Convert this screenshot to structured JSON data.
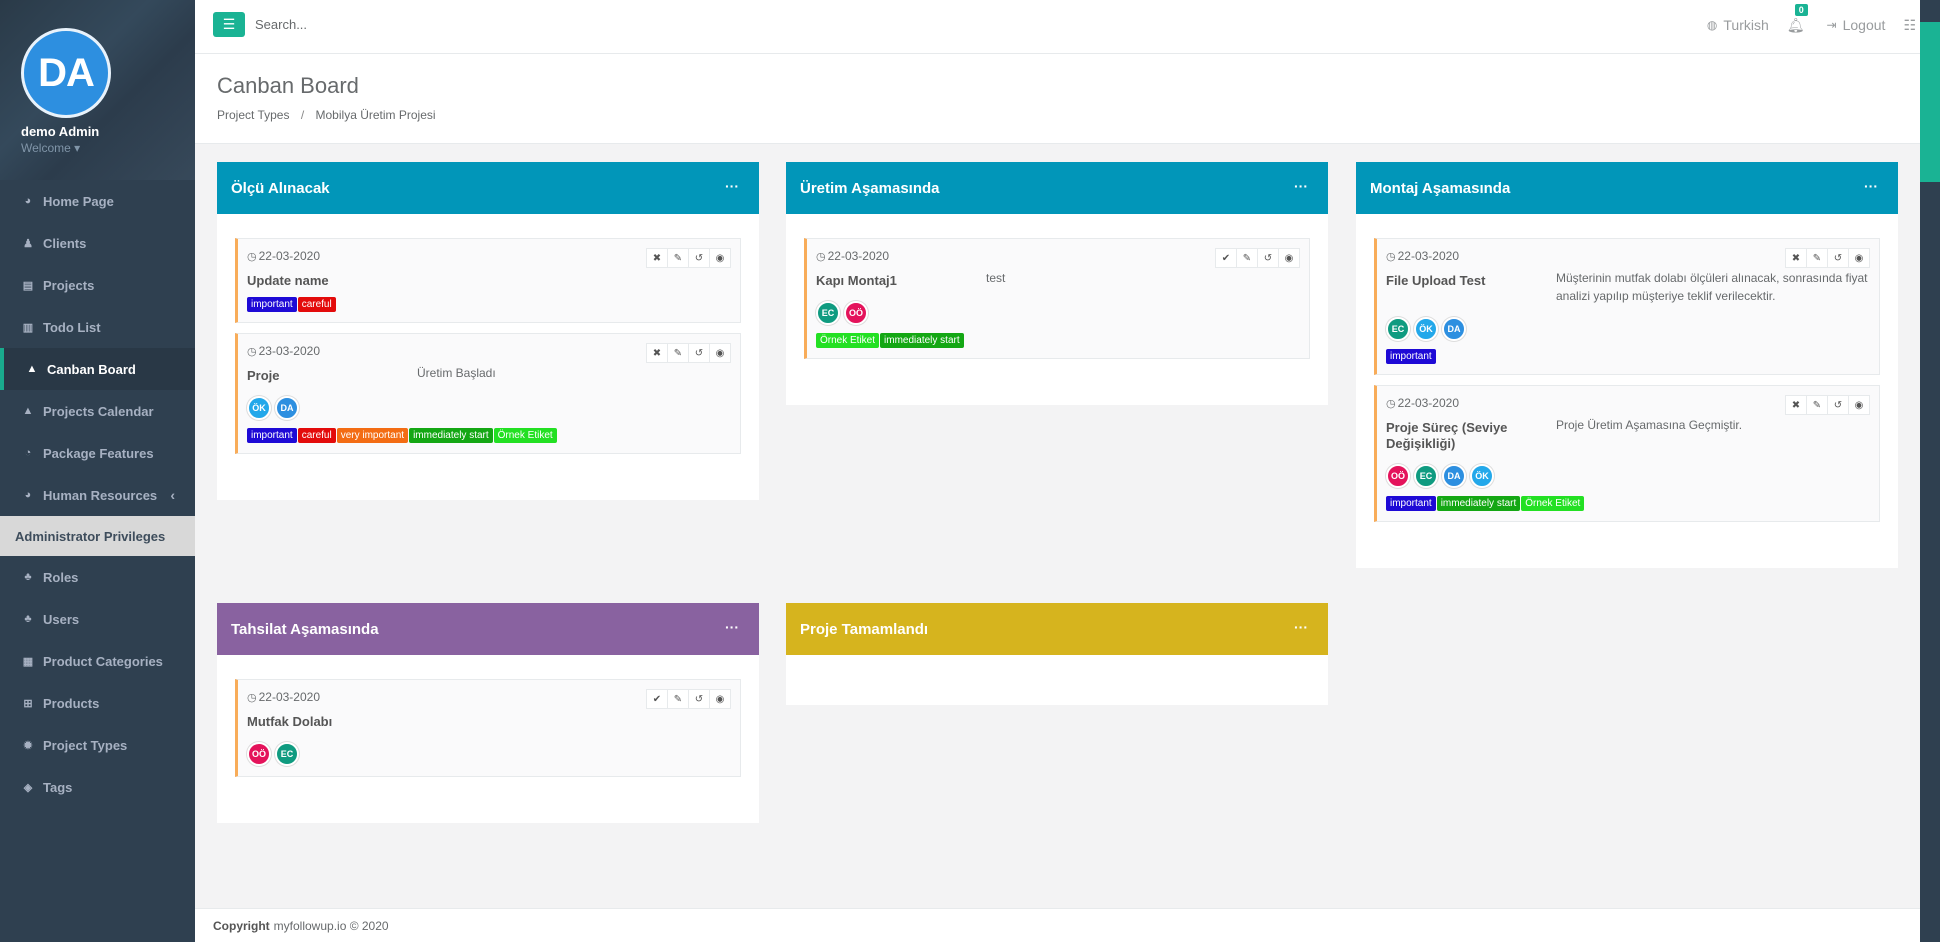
{
  "profile": {
    "initials": "DA",
    "name": "demo Admin",
    "welcome": "Welcome ▾"
  },
  "sidebar": {
    "items": [
      {
        "label": "Home Page",
        "icon": "dashboard-icon",
        "glyph": "◕"
      },
      {
        "label": "Clients",
        "icon": "user-icon",
        "glyph": "♟"
      },
      {
        "label": "Projects",
        "icon": "project-icon",
        "glyph": "▤"
      },
      {
        "label": "Todo List",
        "icon": "book-icon",
        "glyph": "▥"
      },
      {
        "label": "Canban Board",
        "icon": "road-icon",
        "glyph": "▲",
        "active": true
      },
      {
        "label": "Projects Calendar",
        "icon": "road-icon",
        "glyph": "▲"
      },
      {
        "label": "Package Features",
        "icon": "pie-chart-icon",
        "glyph": "◔"
      },
      {
        "label": "Human Resources",
        "icon": "dashboard-icon",
        "glyph": "◕",
        "caret": "‹"
      }
    ],
    "section_title": "Administrator Privileges",
    "admin_items": [
      {
        "label": "Roles",
        "icon": "users-icon",
        "glyph": "♣"
      },
      {
        "label": "Users",
        "icon": "users-icon",
        "glyph": "♣"
      },
      {
        "label": "Product Categories",
        "icon": "table-icon",
        "glyph": "▦"
      },
      {
        "label": "Products",
        "icon": "cart-icon",
        "glyph": "⊞"
      },
      {
        "label": "Project Types",
        "icon": "gear-icon",
        "glyph": "✹"
      },
      {
        "label": "Tags",
        "icon": "tags-icon",
        "glyph": "◈"
      }
    ]
  },
  "topbar": {
    "menu_icon": "☰",
    "search_placeholder": "Search...",
    "language": "Turkish",
    "notification_count": "0",
    "logout": "Logout"
  },
  "page": {
    "title": "Canban Board",
    "breadcrumb": [
      "Project Types",
      "/",
      "Mobilya Üretim Projesi"
    ]
  },
  "columns": [
    {
      "title": "Ölçü Alınacak",
      "color": "#0196b9",
      "cards": [
        {
          "date": "22-03-2020",
          "title": "Update name",
          "desc": "",
          "first_action": "✖",
          "avatars": [],
          "tags": [
            {
              "label": "important",
              "color": "#1e0ad6"
            },
            {
              "label": "careful",
              "color": "#e30b0b"
            }
          ]
        },
        {
          "date": "23-03-2020",
          "title": "Proje",
          "desc": "Üretim Başladı",
          "first_action": "✖",
          "avatars": [
            {
              "text": "ÖK",
              "color": "#23a8ea"
            },
            {
              "text": "DA",
              "color": "#2d8fe0"
            }
          ],
          "tags": [
            {
              "label": "important",
              "color": "#1e0ad6"
            },
            {
              "label": "careful",
              "color": "#e30b0b"
            },
            {
              "label": "very important",
              "color": "#f36c13"
            },
            {
              "label": "immediately start",
              "color": "#14a714"
            },
            {
              "label": "Örnek Etiket",
              "color": "#23e023"
            }
          ]
        }
      ]
    },
    {
      "title": "Üretim Aşamasında",
      "color": "#0196b9",
      "cards": [
        {
          "date": "22-03-2020",
          "title": "Kapı Montaj1",
          "desc": "test",
          "first_action": "✔",
          "avatars": [
            {
              "text": "EC",
              "color": "#0f9b80"
            },
            {
              "text": "OÖ",
              "color": "#e4135b"
            }
          ],
          "tags": [
            {
              "label": "Örnek Etiket",
              "color": "#23e023"
            },
            {
              "label": "immediately start",
              "color": "#14a714"
            }
          ]
        }
      ]
    },
    {
      "title": "Montaj Aşamasında",
      "color": "#0196b9",
      "cards": [
        {
          "date": "22-03-2020",
          "title": "File Upload Test",
          "desc": "Müşterinin mutfak dolabı ölçüleri alınacak, sonrasında fiyat analizi yapılıp müşteriye teklif verilecektir.",
          "first_action": "✖",
          "avatars": [
            {
              "text": "EC",
              "color": "#0f9b80"
            },
            {
              "text": "ÖK",
              "color": "#23a8ea"
            },
            {
              "text": "DA",
              "color": "#2d8fe0"
            }
          ],
          "tags": [
            {
              "label": "important",
              "color": "#1e0ad6"
            }
          ]
        },
        {
          "date": "22-03-2020",
          "title": "Proje Süreç (Seviye Değişikliği)",
          "desc": "Proje Üretim Aşamasına Geçmiştir.",
          "first_action": "✖",
          "avatars": [
            {
              "text": "OÖ",
              "color": "#e4135b"
            },
            {
              "text": "EC",
              "color": "#0f9b80"
            },
            {
              "text": "DA",
              "color": "#2d8fe0"
            },
            {
              "text": "ÖK",
              "color": "#23a8ea"
            }
          ],
          "tags": [
            {
              "label": "important",
              "color": "#1e0ad6"
            },
            {
              "label": "immediately start",
              "color": "#14a714"
            },
            {
              "label": "Örnek Etiket",
              "color": "#23e023"
            }
          ]
        }
      ]
    },
    {
      "title": "Tahsilat Aşamasında",
      "color": "#8962a0",
      "cards": [
        {
          "date": "22-03-2020",
          "title": "Mutfak Dolabı",
          "desc": "",
          "first_action": "✔",
          "avatars": [
            {
              "text": "OÖ",
              "color": "#e4135b"
            },
            {
              "text": "EC",
              "color": "#0f9b80"
            }
          ],
          "tags": []
        }
      ]
    },
    {
      "title": "Proje Tamamlandı",
      "color": "#d6b41e",
      "cards": []
    }
  ],
  "column_menu": "···",
  "card_actions": [
    "✎",
    "↺",
    "◉"
  ],
  "footer": {
    "copyright_label": "Copyright",
    "text": "myfollowup.io © 2020"
  }
}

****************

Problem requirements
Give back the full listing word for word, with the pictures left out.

Answer to the problem
Convert this screenshot to structured JSON data.
{
  "profile": {
    "initials": "DA",
    "name": "demo Admin",
    "welcome": "Welcome ▾"
  },
  "sidebar": {
    "items": [
      {
        "label": "Home Page",
        "icon": "dashboard-icon",
        "glyph": "◕"
      },
      {
        "label": "Clients",
        "icon": "user-icon",
        "glyph": "♟"
      },
      {
        "label": "Projects",
        "icon": "project-icon",
        "glyph": "▤"
      },
      {
        "label": "Todo List",
        "icon": "book-icon",
        "glyph": "▥"
      },
      {
        "label": "Canban Board",
        "icon": "road-icon",
        "glyph": "▲",
        "active": true
      },
      {
        "label": "Projects Calendar",
        "icon": "road-icon",
        "glyph": "▲"
      },
      {
        "label": "Package Features",
        "icon": "pie-chart-icon",
        "glyph": "◔"
      },
      {
        "label": "Human Resources",
        "icon": "dashboard-icon",
        "glyph": "◕",
        "caret": "‹"
      }
    ],
    "section_title": "Administrator Privileges",
    "admin_items": [
      {
        "label": "Roles",
        "icon": "users-icon",
        "glyph": "♣"
      },
      {
        "label": "Users",
        "icon": "users-icon",
        "glyph": "♣"
      },
      {
        "label": "Product Categories",
        "icon": "table-icon",
        "glyph": "▦"
      },
      {
        "label": "Products",
        "icon": "cart-icon",
        "glyph": "⊞"
      },
      {
        "label": "Project Types",
        "icon": "gear-icon",
        "glyph": "✹"
      },
      {
        "label": "Tags",
        "icon": "tags-icon",
        "glyph": "◈"
      }
    ]
  },
  "topbar": {
    "menu_icon": "☰",
    "search_placeholder": "Search...",
    "language": "Turkish",
    "notification_count": "0",
    "logout": "Logout"
  },
  "page": {
    "title": "Canban Board",
    "breadcrumb": [
      "Project Types",
      "/",
      "Mobilya Üretim Projesi"
    ]
  },
  "columns": [
    {
      "title": "Ölçü Alınacak",
      "color": "#0196b9",
      "cards": [
        {
          "date": "22-03-2020",
          "title": "Update name",
          "desc": "",
          "first_action": "✖",
          "avatars": [],
          "tags": [
            {
              "label": "important",
              "color": "#1e0ad6"
            },
            {
              "label": "careful",
              "color": "#e30b0b"
            }
          ]
        },
        {
          "date": "23-03-2020",
          "title": "Proje",
          "desc": "Üretim Başladı",
          "first_action": "✖",
          "avatars": [
            {
              "text": "ÖK",
              "color": "#23a8ea"
            },
            {
              "text": "DA",
              "color": "#2d8fe0"
            }
          ],
          "tags": [
            {
              "label": "important",
              "color": "#1e0ad6"
            },
            {
              "label": "careful",
              "color": "#e30b0b"
            },
            {
              "label": "very important",
              "color": "#f36c13"
            },
            {
              "label": "immediately start",
              "color": "#14a714"
            },
            {
              "label": "Örnek Etiket",
              "color": "#23e023"
            }
          ]
        }
      ]
    },
    {
      "title": "Üretim Aşamasında",
      "color": "#0196b9",
      "cards": [
        {
          "date": "22-03-2020",
          "title": "Kapı Montaj1",
          "desc": "test",
          "first_action": "✔",
          "avatars": [
            {
              "text": "EC",
              "color": "#0f9b80"
            },
            {
              "text": "OÖ",
              "color": "#e4135b"
            }
          ],
          "tags": [
            {
              "label": "Örnek Etiket",
              "color": "#23e023"
            },
            {
              "label": "immediately start",
              "color": "#14a714"
            }
          ]
        }
      ]
    },
    {
      "title": "Montaj Aşamasında",
      "color": "#0196b9",
      "cards": [
        {
          "date": "22-03-2020",
          "title": "File Upload Test",
          "desc": "Müşterinin mutfak dolabı ölçüleri alınacak, sonrasında fiyat analizi yapılıp müşteriye teklif verilecektir.",
          "first_action": "✖",
          "avatars": [
            {
              "text": "EC",
              "color": "#0f9b80"
            },
            {
              "text": "ÖK",
              "color": "#23a8ea"
            },
            {
              "text": "DA",
              "color": "#2d8fe0"
            }
          ],
          "tags": [
            {
              "label": "important",
              "color": "#1e0ad6"
            }
          ]
        },
        {
          "date": "22-03-2020",
          "title": "Proje Süreç (Seviye Değişikliği)",
          "desc": "Proje Üretim Aşamasına Geçmiştir.",
          "first_action": "✖",
          "avatars": [
            {
              "text": "OÖ",
              "color": "#e4135b"
            },
            {
              "text": "EC",
              "color": "#0f9b80"
            },
            {
              "text": "DA",
              "color": "#2d8fe0"
            },
            {
              "text": "ÖK",
              "color": "#23a8ea"
            }
          ],
          "tags": [
            {
              "label": "important",
              "color": "#1e0ad6"
            },
            {
              "label": "immediately start",
              "color": "#14a714"
            },
            {
              "label": "Örnek Etiket",
              "color": "#23e023"
            }
          ]
        }
      ]
    },
    {
      "title": "Tahsilat Aşamasında",
      "color": "#8962a0",
      "cards": [
        {
          "date": "22-03-2020",
          "title": "Mutfak Dolabı",
          "desc": "",
          "first_action": "✔",
          "avatars": [
            {
              "text": "OÖ",
              "color": "#e4135b"
            },
            {
              "text": "EC",
              "color": "#0f9b80"
            }
          ],
          "tags": []
        }
      ]
    },
    {
      "title": "Proje Tamamlandı",
      "color": "#d6b41e",
      "cards": []
    }
  ],
  "column_menu": "···",
  "card_actions": [
    "✎",
    "↺",
    "◉"
  ],
  "footer": {
    "copyright_label": "Copyright",
    "text": "myfollowup.io © 2020"
  }
}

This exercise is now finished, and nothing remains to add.